and desert with only a rancho along the way. You can't miss the Tres Virgines, three ancient volcanic
cones. Dropping down a steep grade into Santa Rosalia, the copper mining is at first a disturbing
welcome to the town, however the stunning carillon blue gulf waters and the red purples of this region
catch the greater attention. This whole area has a rich wild west past with a French influence.
Just 45 minutes south of Santa Rosalia is the small fishing village of Mulege and Bahia Conception, a
place of the most beautiful beaches and inland protected waters. Enjoy Kayaking to pristine islands,
a pig roast or relaxing in town to meet the locals over a cold beer. The historic mission and prison
without doors are within walking distance. Mulege still observes the siesta and has a laid back
quality hard to find these days. My sister and I were so smitten with its simplicity and extraordinary

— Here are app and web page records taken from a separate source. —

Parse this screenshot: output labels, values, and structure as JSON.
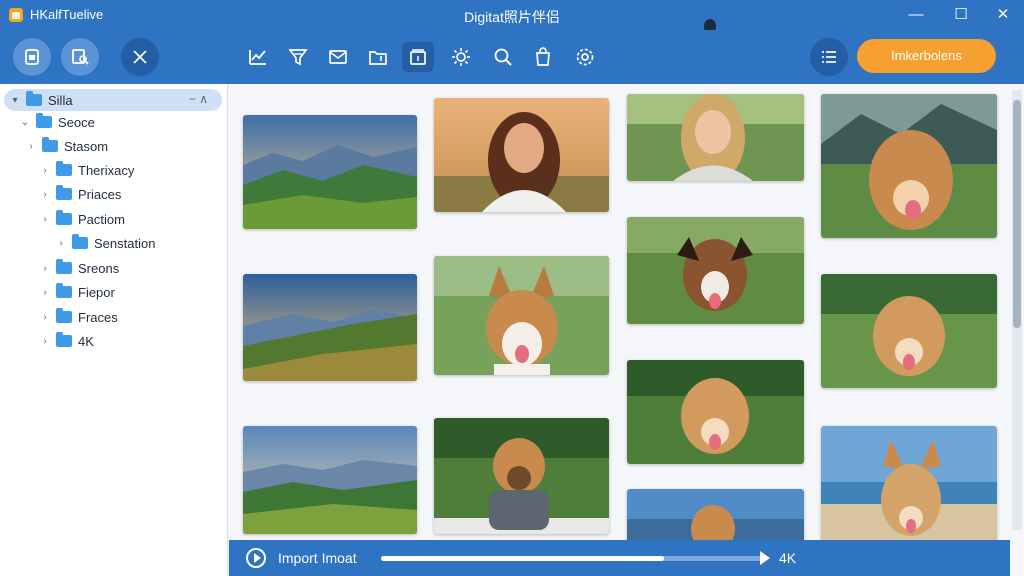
{
  "titlebar": {
    "app_name": "HKalfTuelive",
    "window_title": "Digitat照片伴侣",
    "minimize": "—",
    "maximize": "☐",
    "close": "✕"
  },
  "toolbar": {
    "left_buttons": [
      "device-icon",
      "photo-search-icon",
      "close-icon"
    ],
    "tools": [
      "stats-icon",
      "filter-icon",
      "mail-icon",
      "folder-share-icon",
      "album-icon",
      "brightness-icon",
      "search-icon",
      "bag-icon",
      "settings-icon"
    ],
    "active_tool": "album-icon",
    "right_button": "list-icon",
    "primary_label": "Imkerbolens"
  },
  "sidebar": {
    "items": [
      {
        "label": "Silla",
        "level": 0,
        "expanded": true,
        "selected": true,
        "actions": "−   ∧"
      },
      {
        "label": "Seoce",
        "level": 1,
        "expanded": true
      },
      {
        "label": "Stasom",
        "level": 1,
        "expanded": false
      },
      {
        "label": "Therixacy",
        "level": 2,
        "expanded": false
      },
      {
        "label": "Priaces",
        "level": 2,
        "expanded": false
      },
      {
        "label": "Pactiom",
        "level": 2,
        "expanded": false
      },
      {
        "label": "Senstation",
        "level": 3,
        "expanded": false
      },
      {
        "label": "Sreons",
        "level": 2,
        "expanded": false
      },
      {
        "label": "Fiepor",
        "level": 2,
        "expanded": false
      },
      {
        "label": "Fraces",
        "level": 2,
        "expanded": false
      },
      {
        "label": "4K",
        "level": 2,
        "expanded": false
      }
    ]
  },
  "photos": [
    {
      "subject": "mountain-landscape"
    },
    {
      "subject": "woman-portrait"
    },
    {
      "subject": "woman-portrait"
    },
    {
      "subject": "golden-dog"
    },
    {
      "subject": "mountain-landscape"
    },
    {
      "subject": "husky-dog"
    },
    {
      "subject": "brown-dog"
    },
    {
      "subject": "golden-dog"
    },
    {
      "subject": "mountain-landscape"
    },
    {
      "subject": "dog-in-vest"
    },
    {
      "subject": "golden-dog"
    },
    {
      "subject": "beach-dog"
    },
    {
      "subject": "dog-small"
    },
    {
      "subject": "lake-dog"
    }
  ],
  "bottombar": {
    "import_label": "Import Imoat",
    "progress": 0.74,
    "resolution_label": "4K"
  },
  "colors": {
    "chrome_blue": "#2f73c3",
    "accent_orange": "#f6a032",
    "folder_blue": "#3d9be9"
  }
}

beauty, we delayed our departure an entire week.
Loreto, two hours south, has created a National Park of protected waters and outer islands. Off the
malecón and into town you will find Misión de Nuestra Señora where singing voices of the
faithful float out into the charming plaza. Everything is within walking distance; art galleries, gourmet
foods, great oven “fried” pizza and silver shops. Many people fly into the airport here. A two night stay
will allow you to travel into Sierra de la Gigantia to Mision San Francisco Javier, the most beautiful of
all the missions founded throughout Baja California.
La Paz, the capital of Baja California Sur, is built on the water front and sweeping bay. The malecón
is a favorite for romantic strolls in the warm evening breezes. It has become a tourist resort that is a
gateway to Los Cabos. There are two routes to Lands End at this point. Highway 1 will take you to San
Jose del Cabo and the airport or you can go by way of Highway 19 to Todos Santos and on to Cabo
San Lucas. Sis and I chose to go the wilderness route into the artist community of Todos Santos, a
quiet and charming pueblo.
Only 48 miles from Cabo San Lucas we had time to stop at the top of a hill
gazing down on the breathtaking view. The land penetrated into the shimmering Pacific Ocean like
a great prehistoric backbone. We were thrilled by the completion of the 1000 miles of extraordinary
experiences. Back then, Cabo was a quiet town with warm sleepy streets and sensuous night breezes.
Time was transformed. We explored on a shoe string budget and made friends with the locals. We fell
in love and vowed to return. An impossible task this is to pluck a few words from the infinite beauty
that is Baja California. Like gems they become an invitation for those who would make the journey to
Updated: Sep 21, 2018 02:35 PM